Pro Natura is continuing to look for solutions to make the processing infrastructure profitable all year round:

– Verge management plans: When drawing up a verge management plan, approval can be requested to deviate from the general mowing dates when this is ecologically justified. More staggered mowing to give fauna and flora more opportunities also ensures a staggered delivery of the grass clippings. The other side of the coin, however, shows that mowing in that case may become more expensive, as the staggering requires more planning and organization from the mowing company. This additional cost could possibly be compensated by combining the mowing assignments of a number of municipalities. These hypotheses are being tested in practice in Halle and Herne in the Reusable Verge project, run by intercommunal Haviland.

– Multifunctional use of the infrastructure: in addition, Pro Natura wants to use the processing infrastructure for the grass for green flows such as reeds, Japanese knotweed, raspberry trimmings, tomato stems, bell pepper stems… in order to be able to run all year round.

An opportunity: will you join us?

The technology to turn grass into raw material is available. Whether these raw materials can compete with conventional ones depends on the cost price and the quality delivered.  The processing needs to improve so that the price-quality ratio can increase significantly.

Pro Natura strongly believes in this circular and bio-based economy, which also creates local employment for people with fewer opportunities on the regular labor market. The social economy organization is pleased to invite you to its demonstration events:

– June 24, 2021, online event: Demonstration of the ecological mowing head, screw press and hammer mill.
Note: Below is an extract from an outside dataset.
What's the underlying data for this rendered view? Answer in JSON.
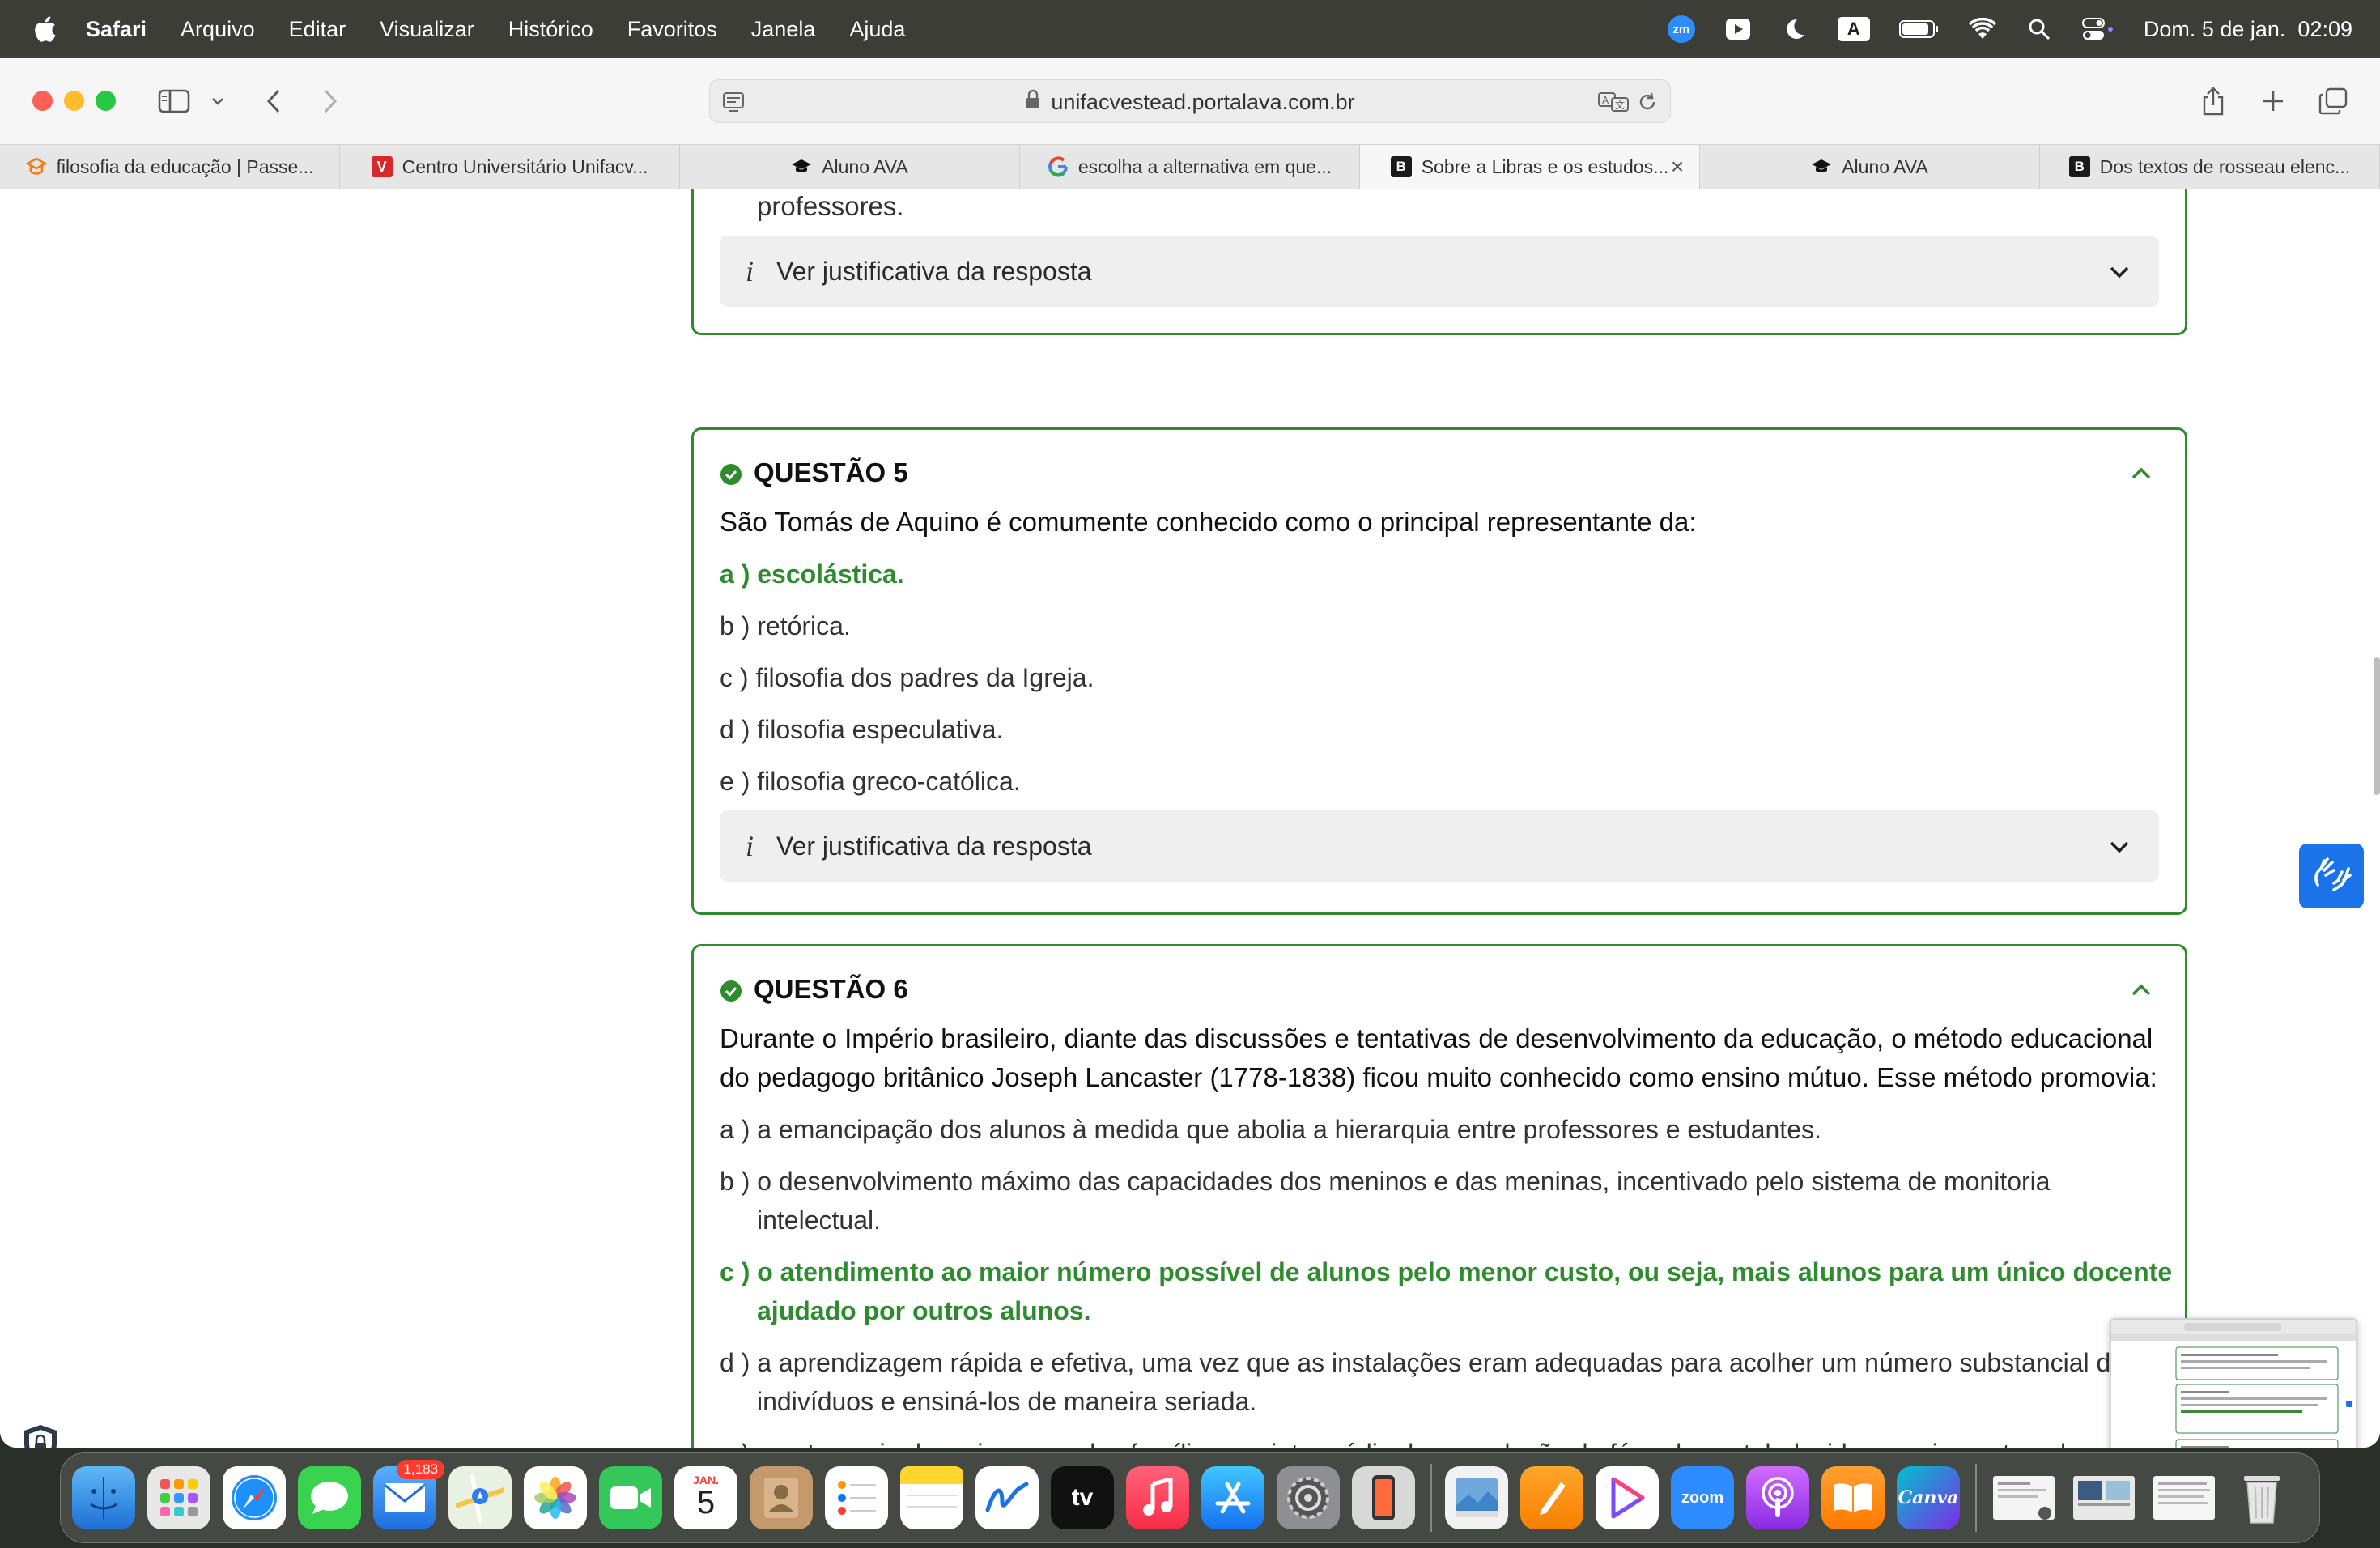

Debate with experts.

– September 28, 2021, Leuven: Mini-exhibition of bio-based office furniture based on fibers from green waste.